[Recorded data]
Content starts

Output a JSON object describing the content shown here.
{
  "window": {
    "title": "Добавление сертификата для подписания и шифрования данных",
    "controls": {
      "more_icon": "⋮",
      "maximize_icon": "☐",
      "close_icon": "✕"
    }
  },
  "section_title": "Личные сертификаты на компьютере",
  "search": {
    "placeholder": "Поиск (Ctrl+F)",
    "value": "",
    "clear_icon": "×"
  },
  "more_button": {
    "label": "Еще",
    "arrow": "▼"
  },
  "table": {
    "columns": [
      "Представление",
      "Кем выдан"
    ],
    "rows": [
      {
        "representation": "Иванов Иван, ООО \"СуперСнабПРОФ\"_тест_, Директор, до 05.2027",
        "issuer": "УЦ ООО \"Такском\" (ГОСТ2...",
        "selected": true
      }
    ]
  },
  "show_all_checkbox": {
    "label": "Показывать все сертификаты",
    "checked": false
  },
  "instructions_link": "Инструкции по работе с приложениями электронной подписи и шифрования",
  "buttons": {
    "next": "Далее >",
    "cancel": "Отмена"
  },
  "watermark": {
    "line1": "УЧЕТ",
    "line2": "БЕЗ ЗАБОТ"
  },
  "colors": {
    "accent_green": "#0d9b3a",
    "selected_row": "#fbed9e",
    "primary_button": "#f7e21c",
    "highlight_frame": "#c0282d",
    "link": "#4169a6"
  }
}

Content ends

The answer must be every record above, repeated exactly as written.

Exercise result:
Output a JSON object describing the content shown here.
{
  "window": {
    "title": "Добавление сертификата для подписания и шифрования данных",
    "controls": {
      "more_icon": "⋮",
      "maximize_icon": "☐",
      "close_icon": "✕"
    }
  },
  "section_title": "Личные сертификаты на компьютере",
  "search": {
    "placeholder": "Поиск (Ctrl+F)",
    "value": "",
    "clear_icon": "×"
  },
  "more_button": {
    "label": "Еще",
    "arrow": "▼"
  },
  "table": {
    "columns": [
      "Представление",
      "Кем выдан"
    ],
    "rows": [
      {
        "representation": "Иванов Иван, ООО \"СуперСнабПРОФ\"_тест_, Директор, до 05.2027",
        "issuer": "УЦ ООО \"Такском\" (ГОСТ2...",
        "selected": true
      }
    ]
  },
  "show_all_checkbox": {
    "label": "Показывать все сертификаты",
    "checked": false
  },
  "instructions_link": "Инструкции по работе с приложениями электронной подписи и шифрования",
  "buttons": {
    "next": "Далее >",
    "cancel": "Отмена"
  },
  "watermark": {
    "line1": "УЧЕТ",
    "line2": "БЕЗ ЗАБОТ"
  },
  "colors": {
    "accent_green": "#0d9b3a",
    "selected_row": "#fbed9e",
    "primary_button": "#f7e21c",
    "highlight_frame": "#c0282d",
    "link": "#4169a6"
  }
}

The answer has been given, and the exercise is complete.